Task description:
Scan the data beneath this task and copy each line that includes "Frequency".

Data:
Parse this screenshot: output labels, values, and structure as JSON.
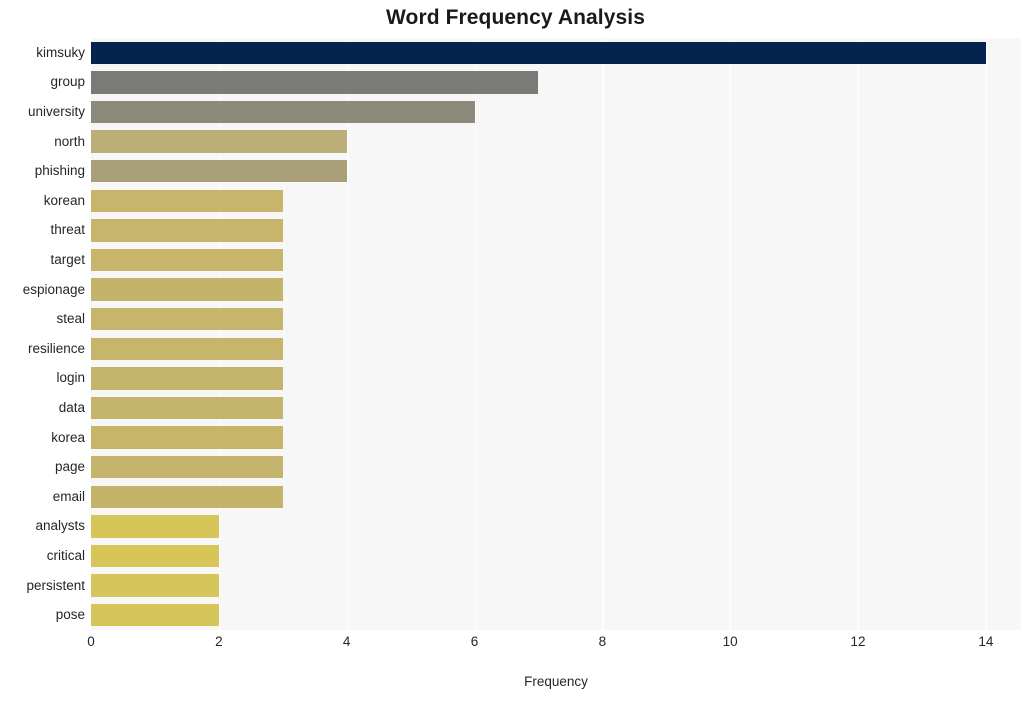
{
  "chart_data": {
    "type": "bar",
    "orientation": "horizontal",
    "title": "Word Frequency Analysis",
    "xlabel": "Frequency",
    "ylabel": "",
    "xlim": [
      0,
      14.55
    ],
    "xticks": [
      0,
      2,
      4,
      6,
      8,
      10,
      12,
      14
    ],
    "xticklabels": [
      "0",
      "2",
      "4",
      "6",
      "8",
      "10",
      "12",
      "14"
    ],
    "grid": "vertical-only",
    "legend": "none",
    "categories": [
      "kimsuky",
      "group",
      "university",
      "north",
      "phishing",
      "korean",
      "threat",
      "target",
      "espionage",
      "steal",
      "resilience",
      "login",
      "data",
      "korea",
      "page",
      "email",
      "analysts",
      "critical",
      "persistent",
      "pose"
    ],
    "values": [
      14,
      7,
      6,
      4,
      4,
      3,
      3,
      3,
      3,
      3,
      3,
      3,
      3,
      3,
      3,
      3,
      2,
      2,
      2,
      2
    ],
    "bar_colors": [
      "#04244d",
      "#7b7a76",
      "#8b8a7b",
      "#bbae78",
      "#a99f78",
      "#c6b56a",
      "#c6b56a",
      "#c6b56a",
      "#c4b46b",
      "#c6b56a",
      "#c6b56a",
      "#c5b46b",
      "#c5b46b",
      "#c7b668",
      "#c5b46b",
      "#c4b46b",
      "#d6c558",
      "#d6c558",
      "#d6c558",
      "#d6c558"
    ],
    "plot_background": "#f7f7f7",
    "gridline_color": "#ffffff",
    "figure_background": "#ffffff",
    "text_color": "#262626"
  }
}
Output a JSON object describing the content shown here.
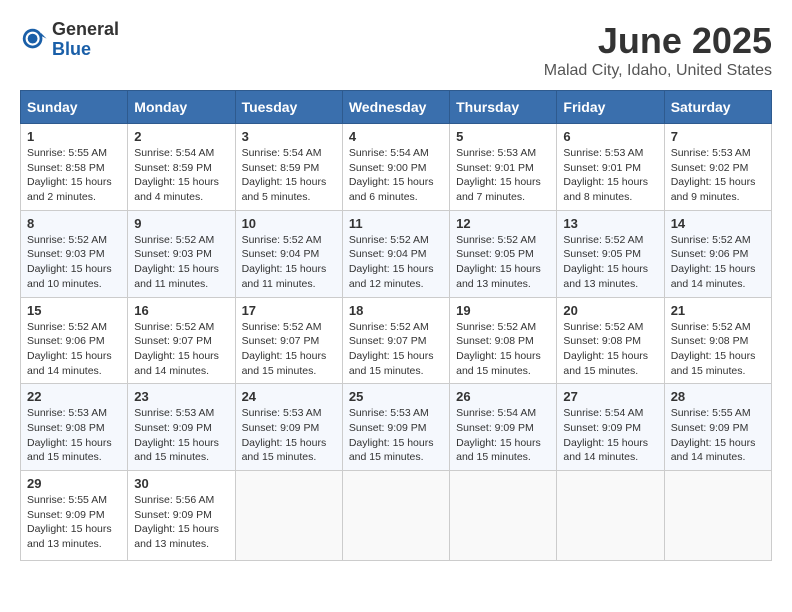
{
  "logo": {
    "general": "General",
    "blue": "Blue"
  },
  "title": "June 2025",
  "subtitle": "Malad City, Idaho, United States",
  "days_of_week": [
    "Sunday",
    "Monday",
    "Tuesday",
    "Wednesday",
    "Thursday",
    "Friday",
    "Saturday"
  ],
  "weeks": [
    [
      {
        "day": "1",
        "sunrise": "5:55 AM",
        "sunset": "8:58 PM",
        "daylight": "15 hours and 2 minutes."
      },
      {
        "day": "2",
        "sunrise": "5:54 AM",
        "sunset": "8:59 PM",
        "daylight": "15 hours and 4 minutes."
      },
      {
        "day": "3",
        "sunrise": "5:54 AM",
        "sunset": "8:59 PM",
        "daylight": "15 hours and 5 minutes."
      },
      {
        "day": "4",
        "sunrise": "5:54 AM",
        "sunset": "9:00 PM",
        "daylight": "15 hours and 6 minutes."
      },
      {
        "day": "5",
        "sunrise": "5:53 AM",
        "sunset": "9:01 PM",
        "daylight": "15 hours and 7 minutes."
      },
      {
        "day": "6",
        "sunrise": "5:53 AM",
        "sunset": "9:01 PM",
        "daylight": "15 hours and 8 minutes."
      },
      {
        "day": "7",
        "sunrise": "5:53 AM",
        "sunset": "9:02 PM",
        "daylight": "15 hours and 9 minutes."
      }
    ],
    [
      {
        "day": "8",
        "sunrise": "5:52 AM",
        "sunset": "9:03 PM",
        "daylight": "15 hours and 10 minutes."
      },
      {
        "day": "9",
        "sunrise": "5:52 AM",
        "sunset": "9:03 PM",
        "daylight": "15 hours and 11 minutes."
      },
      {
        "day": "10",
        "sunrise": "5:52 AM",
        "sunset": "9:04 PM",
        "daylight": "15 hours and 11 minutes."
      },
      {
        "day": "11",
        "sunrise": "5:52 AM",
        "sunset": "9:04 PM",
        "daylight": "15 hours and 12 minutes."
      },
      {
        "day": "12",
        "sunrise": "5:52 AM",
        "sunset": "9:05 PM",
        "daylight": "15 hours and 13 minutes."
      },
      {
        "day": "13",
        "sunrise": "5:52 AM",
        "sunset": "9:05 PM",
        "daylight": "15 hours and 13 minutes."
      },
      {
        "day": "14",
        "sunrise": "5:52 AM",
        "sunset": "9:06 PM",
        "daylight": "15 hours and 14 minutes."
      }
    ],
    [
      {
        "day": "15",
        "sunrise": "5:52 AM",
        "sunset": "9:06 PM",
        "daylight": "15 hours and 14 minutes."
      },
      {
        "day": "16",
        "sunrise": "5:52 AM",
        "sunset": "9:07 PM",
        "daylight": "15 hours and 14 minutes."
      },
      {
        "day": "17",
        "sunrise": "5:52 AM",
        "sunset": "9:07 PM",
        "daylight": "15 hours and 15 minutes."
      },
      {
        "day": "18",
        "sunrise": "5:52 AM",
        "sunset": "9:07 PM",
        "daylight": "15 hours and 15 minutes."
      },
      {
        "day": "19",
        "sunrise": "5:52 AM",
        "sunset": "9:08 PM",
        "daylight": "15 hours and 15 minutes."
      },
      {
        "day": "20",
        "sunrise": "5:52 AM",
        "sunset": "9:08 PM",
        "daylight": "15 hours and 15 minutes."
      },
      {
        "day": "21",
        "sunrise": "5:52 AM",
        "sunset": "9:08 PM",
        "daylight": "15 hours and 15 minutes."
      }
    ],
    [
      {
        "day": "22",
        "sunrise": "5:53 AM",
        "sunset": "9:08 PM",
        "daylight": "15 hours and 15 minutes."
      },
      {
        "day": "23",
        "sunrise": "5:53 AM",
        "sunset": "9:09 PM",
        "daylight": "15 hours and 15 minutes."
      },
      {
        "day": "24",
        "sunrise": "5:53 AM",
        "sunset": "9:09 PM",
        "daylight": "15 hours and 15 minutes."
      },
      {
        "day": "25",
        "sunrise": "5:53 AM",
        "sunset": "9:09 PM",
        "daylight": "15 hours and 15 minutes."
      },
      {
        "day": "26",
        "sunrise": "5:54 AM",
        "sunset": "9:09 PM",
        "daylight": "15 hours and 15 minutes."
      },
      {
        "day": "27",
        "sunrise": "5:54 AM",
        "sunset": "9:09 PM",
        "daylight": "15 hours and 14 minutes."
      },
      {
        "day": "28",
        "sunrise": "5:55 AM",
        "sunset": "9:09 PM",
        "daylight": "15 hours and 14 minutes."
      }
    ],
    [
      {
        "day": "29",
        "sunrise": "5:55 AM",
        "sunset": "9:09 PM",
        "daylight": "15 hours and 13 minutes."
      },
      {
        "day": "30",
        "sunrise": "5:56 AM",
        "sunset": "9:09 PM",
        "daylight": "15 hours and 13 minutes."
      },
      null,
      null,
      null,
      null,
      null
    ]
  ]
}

Response to the exercise:
    "title": "Word Frequency Analysis",
    "xlabel": "Frequency",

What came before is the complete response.